* _Problem to solve_
Starting at the line with "Enumerate this screenshot's" and stopping at the final line, retype the data below exactly; do not carry over any pictures.

* _Data records_

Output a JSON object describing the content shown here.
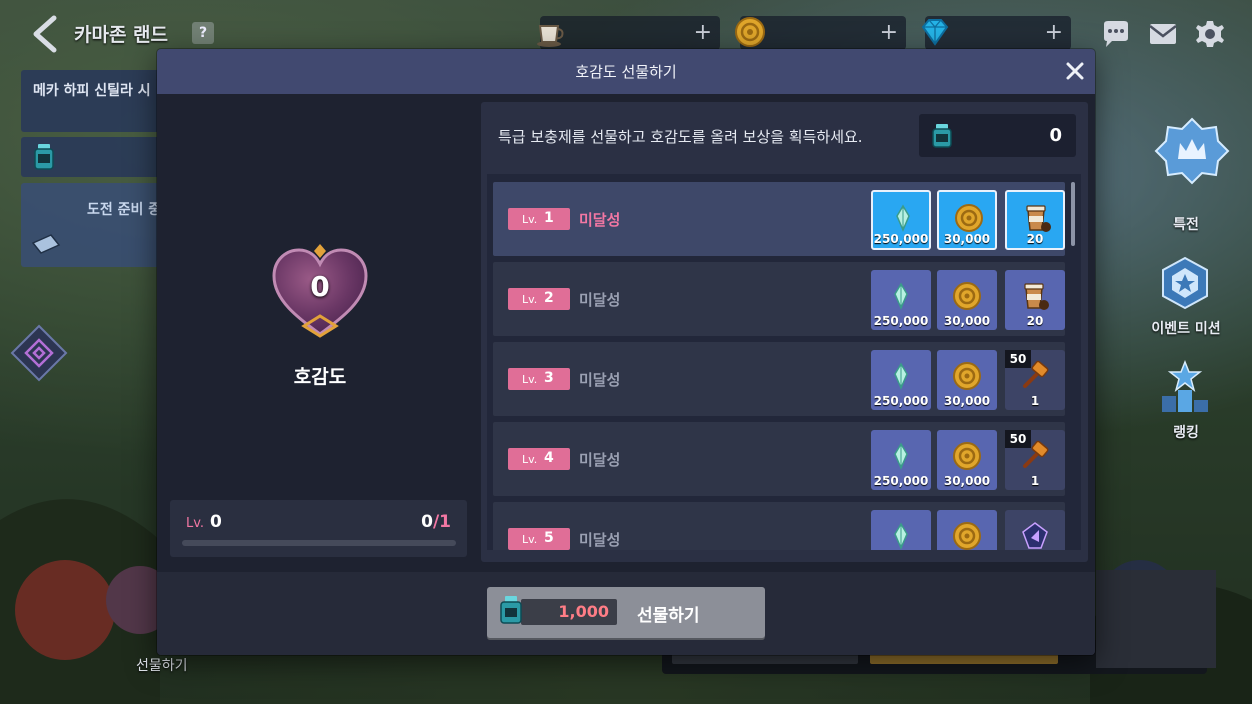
{
  "top_bar": {
    "title": "카마존 랜드",
    "help": "?",
    "currencies": [
      {
        "icon": "coffee-icon",
        "plus": "+"
      },
      {
        "icon": "meso-coin-icon",
        "plus": "+"
      },
      {
        "icon": "gem-icon",
        "plus": "+"
      }
    ]
  },
  "background_hud": {
    "quest_text": "메카 하피 신틸라 시",
    "challenge_text": "도전 준비 중",
    "right_menu": [
      {
        "label": "특전",
        "icon": "crown-badge-icon"
      },
      {
        "label": "이벤트 미션",
        "icon": "mission-hex-icon"
      },
      {
        "label": "랭킹",
        "icon": "ranking-star-icon"
      }
    ],
    "bottom_gift_label": "선물하기"
  },
  "modal": {
    "title": "호감도 선물하기",
    "close": "✕",
    "affinity": {
      "value": "0",
      "label": "호감도",
      "lv_prefix": "Lv.",
      "level": "0",
      "progress_current": "0",
      "progress_sep": "/",
      "progress_max": "1",
      "progress_fraction": 0
    },
    "description": "특급 보충제를 선물하고 호감도를 올려 보상을 획득하세요.",
    "item_count": "0",
    "levels": [
      {
        "lv": "1",
        "status": "미달성",
        "active": true,
        "rewards": [
          {
            "icon": "crystal-icon",
            "qty": "250,000"
          },
          {
            "icon": "meso-coin-icon",
            "qty": "30,000"
          },
          {
            "icon": "coffee-cup-icon",
            "qty": "20"
          }
        ]
      },
      {
        "lv": "2",
        "status": "미달성",
        "active": false,
        "rewards": [
          {
            "icon": "crystal-icon",
            "qty": "250,000"
          },
          {
            "icon": "meso-coin-icon",
            "qty": "30,000"
          },
          {
            "icon": "coffee-cup-icon",
            "qty": "20"
          }
        ]
      },
      {
        "lv": "3",
        "status": "미달성",
        "active": false,
        "rewards": [
          {
            "icon": "crystal-icon",
            "qty": "250,000"
          },
          {
            "icon": "meso-coin-icon",
            "qty": "30,000"
          },
          {
            "icon": "hammer-icon",
            "qty": "1",
            "badge": "50"
          }
        ]
      },
      {
        "lv": "4",
        "status": "미달성",
        "active": false,
        "rewards": [
          {
            "icon": "crystal-icon",
            "qty": "250,000"
          },
          {
            "icon": "meso-coin-icon",
            "qty": "30,000"
          },
          {
            "icon": "hammer-icon",
            "qty": "1",
            "badge": "50"
          }
        ]
      },
      {
        "lv": "5",
        "status": "미달성",
        "active": false,
        "rewards": [
          {
            "icon": "crystal-icon",
            "qty": ""
          },
          {
            "icon": "meso-coin-icon",
            "qty": ""
          },
          {
            "icon": "emblem-icon",
            "qty": ""
          }
        ]
      }
    ],
    "gift_button": {
      "cost": "1,000",
      "label": "선물하기"
    }
  }
}
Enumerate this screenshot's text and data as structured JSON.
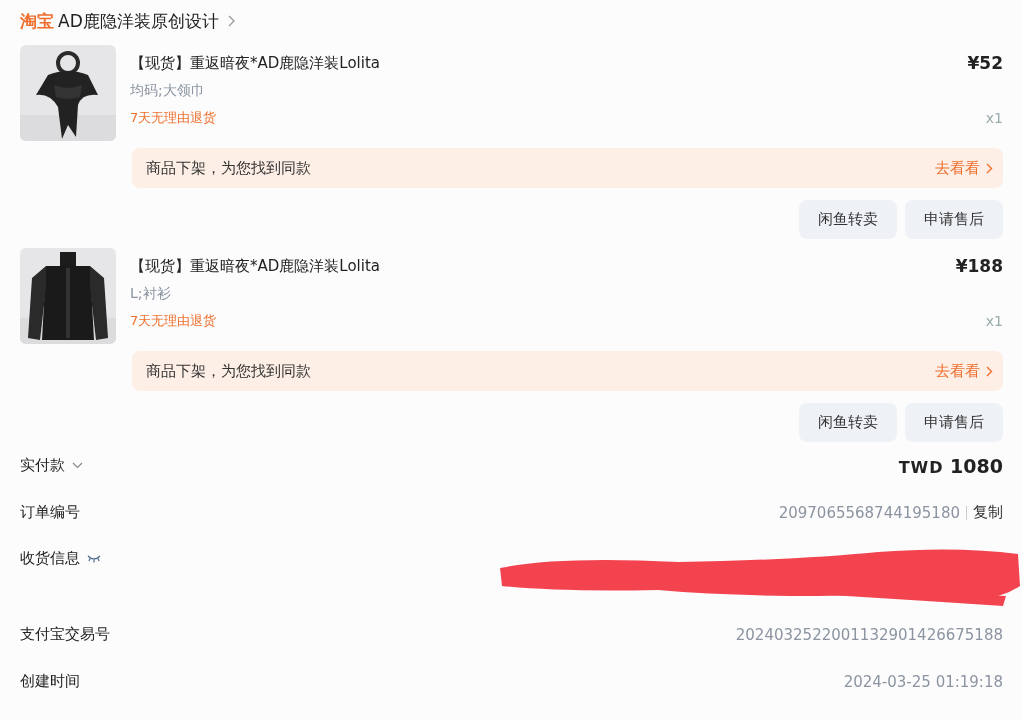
{
  "shop": {
    "platform": "淘宝",
    "name": "AD鹿隐洋装原创设计"
  },
  "items": [
    {
      "kind": "picture",
      "title": "【现货】重返暗夜*AD鹿隐洋装Lolita",
      "variant": "均码;大领巾",
      "price": "¥52",
      "return_policy": "7天无理由退货",
      "quantity": "x1",
      "notice": "商品下架，为您找到同款",
      "notice_link": "去看看",
      "buttons": [
        "闲鱼转卖",
        "申请售后"
      ]
    },
    {
      "kind": "picture",
      "title": "【现货】重返暗夜*AD鹿隐洋装Lolita",
      "variant": "L;衬衫",
      "price": "¥188",
      "return_policy": "7天无理由退货",
      "quantity": "x1",
      "notice": "商品下架，为您找到同款",
      "notice_link": "去看看",
      "buttons": [
        "闲鱼转卖",
        "申请售后"
      ]
    }
  ],
  "details": [
    {
      "kind": "total",
      "label": "实付款",
      "currency": "TWD",
      "value": "1080"
    },
    {
      "kind": "copy",
      "label": "订单编号",
      "value": "2097065568744195180",
      "action": "复制"
    },
    {
      "kind": "hidden",
      "label": "收货信息"
    },
    {
      "kind": "plain",
      "label": "支付宝交易号",
      "value": "2024032522001132901426675188"
    },
    {
      "kind": "plain",
      "label": "创建时间",
      "value": "2024-03-25 01:19:18"
    }
  ]
}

* _Output for this task_
Enumerate this screenshot's text and data as structured JSON.
{
  "shop": {
    "platform": "淘宝",
    "name": "AD鹿隐洋装原创设计"
  },
  "items": [
    {
      "kind": "picture",
      "title": "【现货】重返暗夜*AD鹿隐洋装Lolita",
      "variant": "均码;大领巾",
      "price": "¥52",
      "return_policy": "7天无理由退货",
      "quantity": "x1",
      "notice": "商品下架，为您找到同款",
      "notice_link": "去看看",
      "buttons": [
        "闲鱼转卖",
        "申请售后"
      ]
    },
    {
      "kind": "picture",
      "title": "【现货】重返暗夜*AD鹿隐洋装Lolita",
      "variant": "L;衬衫",
      "price": "¥188",
      "return_policy": "7天无理由退货",
      "quantity": "x1",
      "notice": "商品下架，为您找到同款",
      "notice_link": "去看看",
      "buttons": [
        "闲鱼转卖",
        "申请售后"
      ]
    }
  ],
  "details": [
    {
      "kind": "total",
      "label": "实付款",
      "currency": "TWD",
      "value": "1080"
    },
    {
      "kind": "copy",
      "label": "订单编号",
      "value": "2097065568744195180",
      "action": "复制"
    },
    {
      "kind": "hidden",
      "label": "收货信息"
    },
    {
      "kind": "plain",
      "label": "支付宝交易号",
      "value": "2024032522001132901426675188"
    },
    {
      "kind": "plain",
      "label": "创建时间",
      "value": "2024-03-25 01:19:18"
    }
  ]
}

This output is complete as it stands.